> **Data**:

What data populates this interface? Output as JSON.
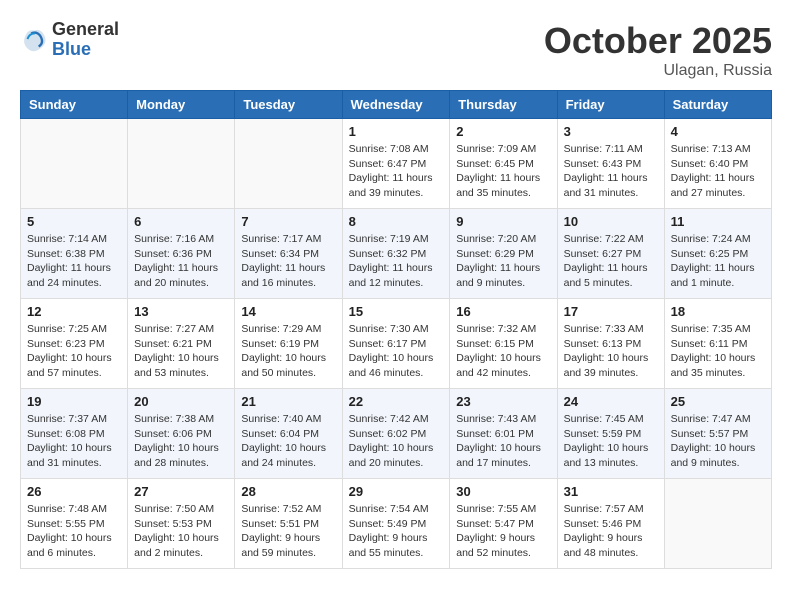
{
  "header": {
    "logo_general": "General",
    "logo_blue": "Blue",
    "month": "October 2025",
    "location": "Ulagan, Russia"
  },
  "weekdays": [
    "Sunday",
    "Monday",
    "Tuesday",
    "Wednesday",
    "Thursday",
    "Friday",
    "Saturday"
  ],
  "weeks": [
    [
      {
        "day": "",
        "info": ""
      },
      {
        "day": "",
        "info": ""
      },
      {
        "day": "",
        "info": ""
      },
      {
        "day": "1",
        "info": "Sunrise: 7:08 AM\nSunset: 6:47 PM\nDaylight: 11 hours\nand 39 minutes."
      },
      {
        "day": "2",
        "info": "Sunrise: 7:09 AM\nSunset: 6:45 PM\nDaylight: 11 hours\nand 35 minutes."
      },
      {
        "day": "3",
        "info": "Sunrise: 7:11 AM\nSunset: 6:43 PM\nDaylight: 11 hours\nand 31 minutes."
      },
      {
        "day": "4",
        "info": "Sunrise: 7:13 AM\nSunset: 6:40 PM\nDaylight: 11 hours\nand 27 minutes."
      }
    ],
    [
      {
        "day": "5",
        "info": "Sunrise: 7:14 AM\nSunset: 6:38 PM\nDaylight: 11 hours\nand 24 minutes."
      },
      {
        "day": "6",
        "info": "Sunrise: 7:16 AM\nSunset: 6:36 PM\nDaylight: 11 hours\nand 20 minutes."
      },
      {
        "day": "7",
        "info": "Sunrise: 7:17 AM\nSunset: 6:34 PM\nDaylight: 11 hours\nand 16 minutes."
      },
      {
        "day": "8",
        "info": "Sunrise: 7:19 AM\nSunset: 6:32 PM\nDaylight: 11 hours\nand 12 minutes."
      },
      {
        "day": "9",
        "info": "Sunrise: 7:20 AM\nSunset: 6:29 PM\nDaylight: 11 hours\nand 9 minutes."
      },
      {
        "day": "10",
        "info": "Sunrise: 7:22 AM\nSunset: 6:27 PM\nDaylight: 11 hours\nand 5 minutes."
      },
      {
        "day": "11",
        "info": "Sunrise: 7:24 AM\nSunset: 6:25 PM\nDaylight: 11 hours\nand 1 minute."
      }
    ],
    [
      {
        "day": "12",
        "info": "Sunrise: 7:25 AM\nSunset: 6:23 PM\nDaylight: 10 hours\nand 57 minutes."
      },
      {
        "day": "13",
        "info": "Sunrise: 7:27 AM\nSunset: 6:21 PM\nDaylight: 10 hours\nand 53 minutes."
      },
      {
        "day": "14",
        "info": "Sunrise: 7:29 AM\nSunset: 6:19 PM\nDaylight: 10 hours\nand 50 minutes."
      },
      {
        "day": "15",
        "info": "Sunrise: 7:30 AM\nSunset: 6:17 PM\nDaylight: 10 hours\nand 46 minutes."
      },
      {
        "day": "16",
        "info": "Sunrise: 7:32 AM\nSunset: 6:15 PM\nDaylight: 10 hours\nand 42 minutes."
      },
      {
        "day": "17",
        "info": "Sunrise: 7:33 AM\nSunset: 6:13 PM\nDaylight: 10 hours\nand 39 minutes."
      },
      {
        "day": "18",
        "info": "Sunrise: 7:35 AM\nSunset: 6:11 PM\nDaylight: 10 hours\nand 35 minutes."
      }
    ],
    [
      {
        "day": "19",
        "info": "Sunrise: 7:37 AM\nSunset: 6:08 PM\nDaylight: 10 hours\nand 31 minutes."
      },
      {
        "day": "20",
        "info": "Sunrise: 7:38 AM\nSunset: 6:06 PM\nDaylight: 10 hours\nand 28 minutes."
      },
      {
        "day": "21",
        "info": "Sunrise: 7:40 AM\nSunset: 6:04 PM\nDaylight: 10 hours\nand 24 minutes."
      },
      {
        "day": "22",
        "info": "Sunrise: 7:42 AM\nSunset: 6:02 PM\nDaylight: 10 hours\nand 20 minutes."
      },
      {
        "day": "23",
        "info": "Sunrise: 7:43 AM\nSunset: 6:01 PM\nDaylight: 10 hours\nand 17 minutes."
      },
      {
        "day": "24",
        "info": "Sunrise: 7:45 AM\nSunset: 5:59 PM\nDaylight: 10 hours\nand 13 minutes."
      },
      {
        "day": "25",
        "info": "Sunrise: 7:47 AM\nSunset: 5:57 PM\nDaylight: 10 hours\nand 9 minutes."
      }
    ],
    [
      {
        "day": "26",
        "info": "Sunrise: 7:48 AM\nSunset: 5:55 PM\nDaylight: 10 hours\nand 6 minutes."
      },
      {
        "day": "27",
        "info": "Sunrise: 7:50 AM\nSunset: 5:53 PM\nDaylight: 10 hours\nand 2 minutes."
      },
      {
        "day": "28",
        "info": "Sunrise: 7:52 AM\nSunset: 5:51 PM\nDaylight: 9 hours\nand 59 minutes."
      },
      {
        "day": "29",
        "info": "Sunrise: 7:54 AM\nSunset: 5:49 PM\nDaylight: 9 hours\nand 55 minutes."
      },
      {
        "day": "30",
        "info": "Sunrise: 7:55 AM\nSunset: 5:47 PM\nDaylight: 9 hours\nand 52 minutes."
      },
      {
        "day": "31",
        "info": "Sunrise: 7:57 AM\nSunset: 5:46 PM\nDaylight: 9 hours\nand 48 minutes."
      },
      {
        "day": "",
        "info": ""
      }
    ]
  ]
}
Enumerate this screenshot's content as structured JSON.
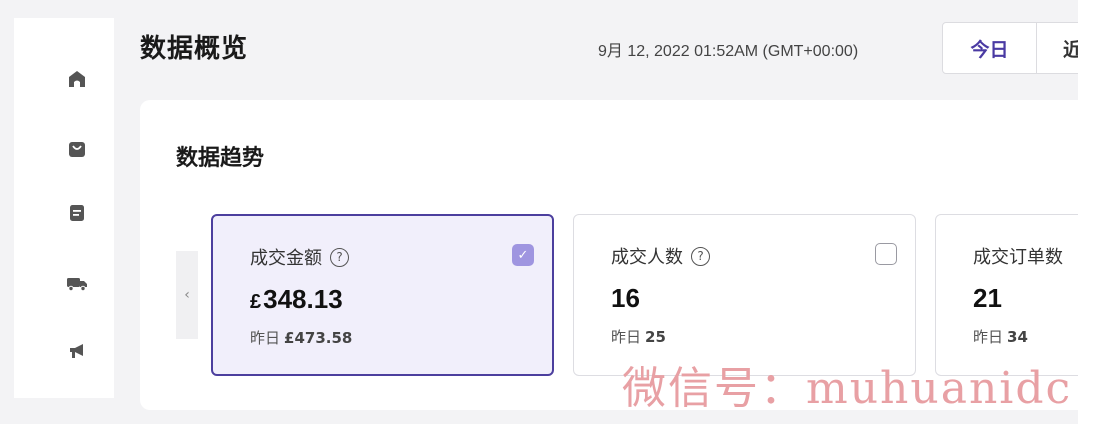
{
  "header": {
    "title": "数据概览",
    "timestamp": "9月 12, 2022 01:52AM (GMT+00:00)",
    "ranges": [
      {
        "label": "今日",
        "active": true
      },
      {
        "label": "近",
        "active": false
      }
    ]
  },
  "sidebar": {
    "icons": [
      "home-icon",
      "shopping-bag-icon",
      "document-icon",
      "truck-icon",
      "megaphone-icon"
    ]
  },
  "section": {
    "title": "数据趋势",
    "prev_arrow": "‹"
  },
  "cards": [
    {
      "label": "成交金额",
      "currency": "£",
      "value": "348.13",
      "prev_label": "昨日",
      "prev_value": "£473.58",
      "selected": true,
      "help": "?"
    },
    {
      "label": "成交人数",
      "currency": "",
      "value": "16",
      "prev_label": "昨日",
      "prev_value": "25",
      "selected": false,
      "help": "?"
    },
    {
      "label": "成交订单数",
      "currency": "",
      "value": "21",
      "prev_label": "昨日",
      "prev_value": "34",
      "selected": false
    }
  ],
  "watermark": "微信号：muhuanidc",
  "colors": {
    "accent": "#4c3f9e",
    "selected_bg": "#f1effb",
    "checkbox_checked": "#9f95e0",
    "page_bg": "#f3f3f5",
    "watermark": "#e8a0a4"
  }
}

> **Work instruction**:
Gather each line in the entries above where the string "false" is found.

> **Task answer**:
        "active": false
      "selected": false,
      "selected": false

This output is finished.